What is relevant for purposes of this exemption is the nature and the amount of non-managerial work performed by the employee claiming overtime pay. In a decision by the Ontario Labour Relations Board (the “OLRB”), Newrick v. 2439436 Ontario Ltd., 2015 CanLII 78646, the Executive Head Chef of the restaurant employer sought overtime pay. He earned an annual salary of $50,000. At issue was whether the s. 8(b) managerial exemption applied. The employer took the position Mr. Newrick was hired to act as a manager and the OLRB should look at what he was hired to do and not what he actually ended up doing in the restaurant. The employee took the position that due to a number of issues beyond his control which he blamed on the employer, he spent an inordinate amount of time prepping, cooking and cleaning instead of managing the kitchen. The OLRB ultimately decided in favour of Mr. Newrick, awarded him overtime pay, and held that the s. 8(b) exemption did not apply. In reaching this decision, the OLRB noted that it is to apply this exemption narrowly and it was important to have regard for what job the employee was actually doing as opposed to a job description.
The OLRB came to a similar result in the decision Mayahi v. 1784917 Ontario Ltd., 2015 CanLII 32244. This case was another claim for overtime pay from a head chef. The employee was hired as an executive chef and was ultimately successful in his claim for overtime pay because he spent the bulk of his time cooking seafood instead of overseeing the kitchen. In both of these cases, the OLRB was critical of the employer for not keeping the requisite time records, and ultimately relied on the records presented by the employee as to how many hours of overtime worked in awarding overtime pay. In Mayahi, this reliance on the employee’s estimates led the Board to order the employer pay $10,000 on account of overtime pay.

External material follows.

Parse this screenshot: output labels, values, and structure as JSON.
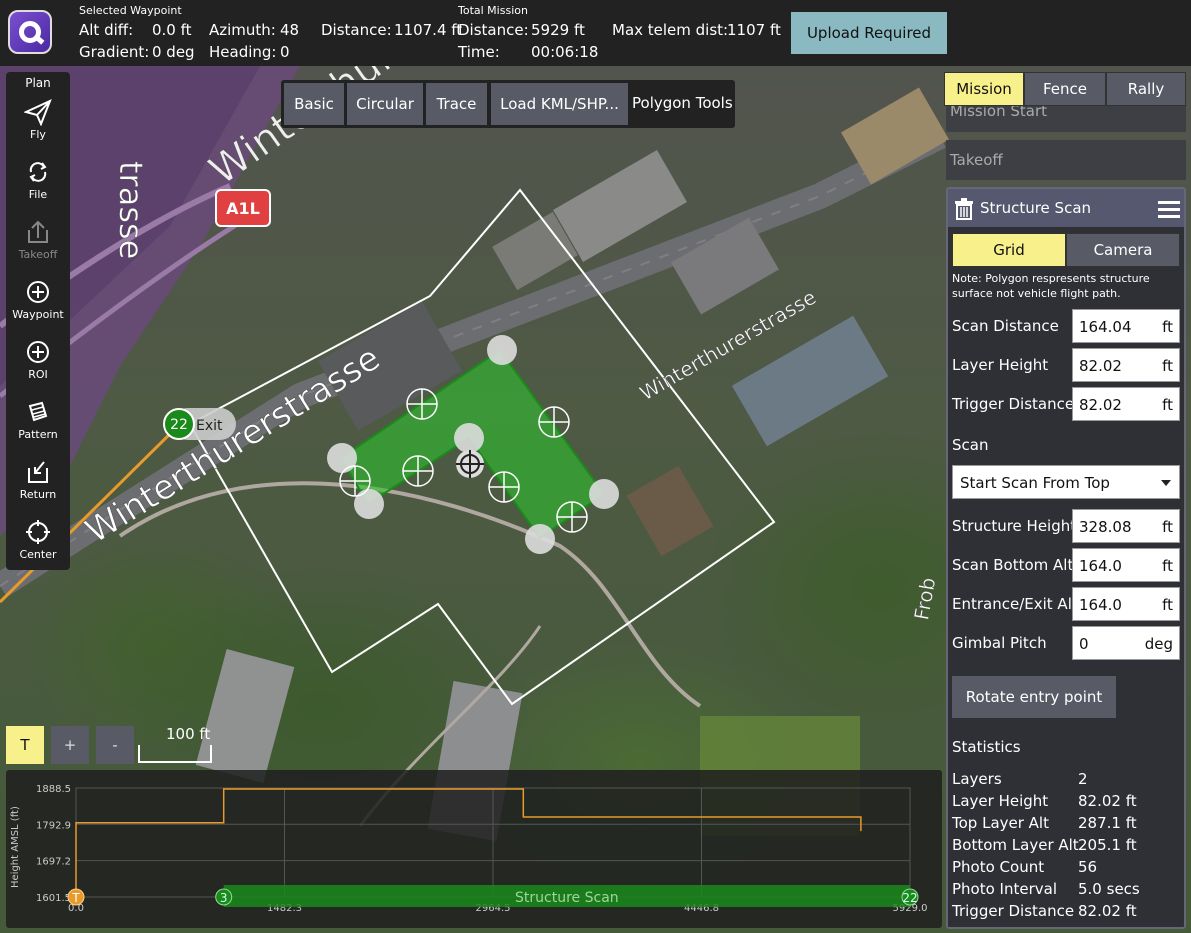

Apart from section 8, section 2 of Ont. Reg. 285/01 provides a number of professions which the overtime provisions do not apply to including doctors, architects, lawyers, engineers, chiropractors, dentists, pharmacists, and teachers. Sections 13-18 of Ont. Reg. 285/01 provide a number of special rules which place higher thresholds for hours worked before overtime applies for certain employees who work in road building, tourism, fruit and vegetable processing, sewer and watermain construction, local cartage and highway transport. Given the complex legislative framework, it is always prudent to consult with counsel first to determine whether a certain type of employee is even entitled to overtime under the ESA.